=== WORK REQUIRED ===
Return the listing exactly, please; no pictures.

=== DATA PROVIDED ===
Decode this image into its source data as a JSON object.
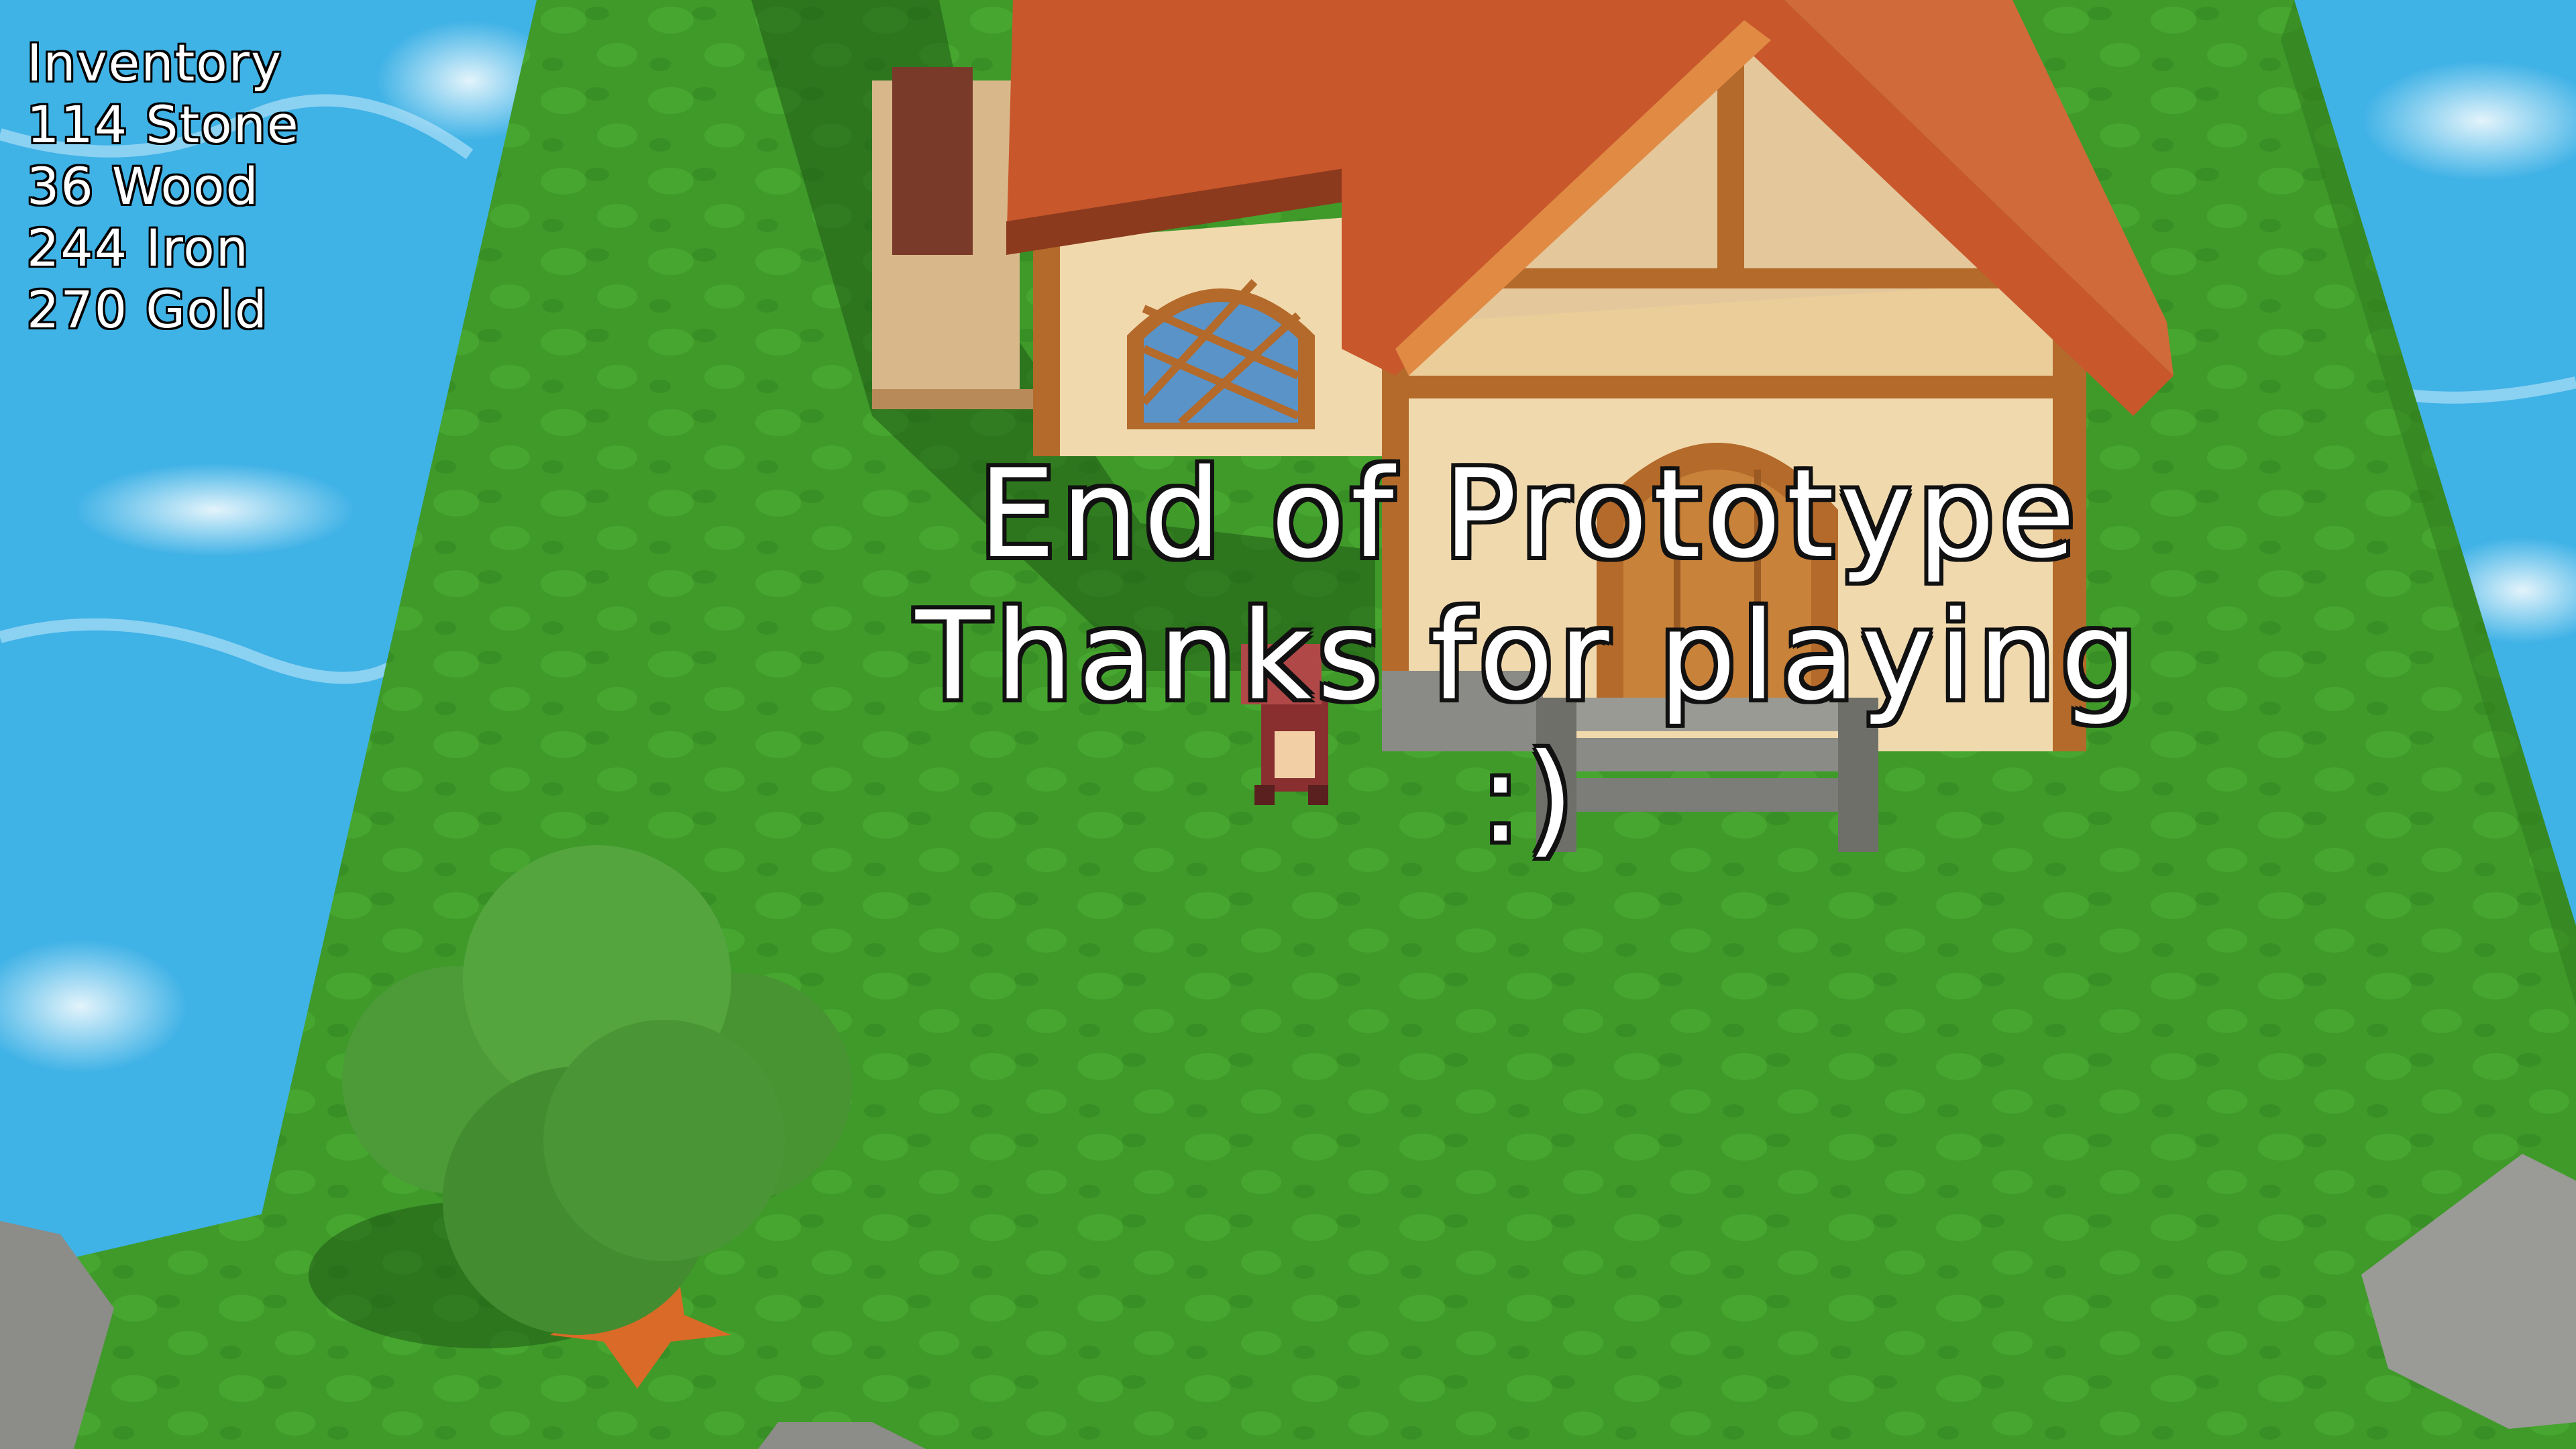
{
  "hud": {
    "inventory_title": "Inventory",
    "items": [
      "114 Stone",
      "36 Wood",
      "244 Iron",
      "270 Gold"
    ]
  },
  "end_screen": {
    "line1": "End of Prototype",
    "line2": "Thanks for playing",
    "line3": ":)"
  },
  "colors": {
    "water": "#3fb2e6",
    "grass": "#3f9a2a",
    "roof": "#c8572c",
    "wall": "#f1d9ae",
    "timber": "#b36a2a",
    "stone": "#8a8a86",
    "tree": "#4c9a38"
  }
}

=== RESPONSE BOX ===
Decode this image into its source data as a JSON object.
{
  "hud": {
    "inventory_title": "Inventory",
    "items": [
      "114 Stone",
      "36 Wood",
      "244 Iron",
      "270 Gold"
    ]
  },
  "end_screen": {
    "line1": "End of Prototype",
    "line2": "Thanks for playing",
    "line3": ":)"
  },
  "colors": {
    "water": "#3fb2e6",
    "grass": "#3f9a2a",
    "roof": "#c8572c",
    "wall": "#f1d9ae",
    "timber": "#b36a2a",
    "stone": "#8a8a86",
    "tree": "#4c9a38"
  }
}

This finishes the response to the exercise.